Problem to work on:
An exact copy of each record is required.

[Collected data entries]
━━━━━━━━━━━━━━━━━━━━━━━━━━━━━━

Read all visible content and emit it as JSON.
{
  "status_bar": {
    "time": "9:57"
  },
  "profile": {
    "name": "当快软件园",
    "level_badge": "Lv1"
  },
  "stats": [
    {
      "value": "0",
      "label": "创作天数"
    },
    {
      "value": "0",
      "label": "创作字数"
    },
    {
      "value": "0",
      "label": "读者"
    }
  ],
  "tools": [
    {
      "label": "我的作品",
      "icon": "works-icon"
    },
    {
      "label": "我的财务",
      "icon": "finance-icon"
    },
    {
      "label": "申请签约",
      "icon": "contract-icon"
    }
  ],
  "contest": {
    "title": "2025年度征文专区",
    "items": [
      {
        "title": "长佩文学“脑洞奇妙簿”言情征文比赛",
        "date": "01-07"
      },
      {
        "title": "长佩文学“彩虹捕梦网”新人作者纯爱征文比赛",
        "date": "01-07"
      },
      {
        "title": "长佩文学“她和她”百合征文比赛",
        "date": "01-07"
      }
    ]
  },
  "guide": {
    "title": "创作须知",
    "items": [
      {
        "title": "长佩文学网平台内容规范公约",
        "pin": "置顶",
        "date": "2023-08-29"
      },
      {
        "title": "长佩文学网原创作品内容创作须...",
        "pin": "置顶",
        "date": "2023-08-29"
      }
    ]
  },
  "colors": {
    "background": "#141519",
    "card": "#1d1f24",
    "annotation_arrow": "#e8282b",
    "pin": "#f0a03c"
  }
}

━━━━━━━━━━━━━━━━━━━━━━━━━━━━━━

Finished task:
Read all visible content and emit it as JSON.
{
  "status_bar": {
    "time": "9:57"
  },
  "profile": {
    "name": "当快软件园",
    "level_badge": "Lv1"
  },
  "stats": [
    {
      "value": "0",
      "label": "创作天数"
    },
    {
      "value": "0",
      "label": "创作字数"
    },
    {
      "value": "0",
      "label": "读者"
    }
  ],
  "tools": [
    {
      "label": "我的作品",
      "icon": "works-icon"
    },
    {
      "label": "我的财务",
      "icon": "finance-icon"
    },
    {
      "label": "申请签约",
      "icon": "contract-icon"
    }
  ],
  "contest": {
    "title": "2025年度征文专区",
    "items": [
      {
        "title": "长佩文学“脑洞奇妙簿”言情征文比赛",
        "date": "01-07"
      },
      {
        "title": "长佩文学“彩虹捕梦网”新人作者纯爱征文比赛",
        "date": "01-07"
      },
      {
        "title": "长佩文学“她和她”百合征文比赛",
        "date": "01-07"
      }
    ]
  },
  "guide": {
    "title": "创作须知",
    "items": [
      {
        "title": "长佩文学网平台内容规范公约",
        "pin": "置顶",
        "date": "2023-08-29"
      },
      {
        "title": "长佩文学网原创作品内容创作须...",
        "pin": "置顶",
        "date": "2023-08-29"
      }
    ]
  },
  "colors": {
    "background": "#141519",
    "card": "#1d1f24",
    "annotation_arrow": "#e8282b",
    "pin": "#f0a03c"
  }
}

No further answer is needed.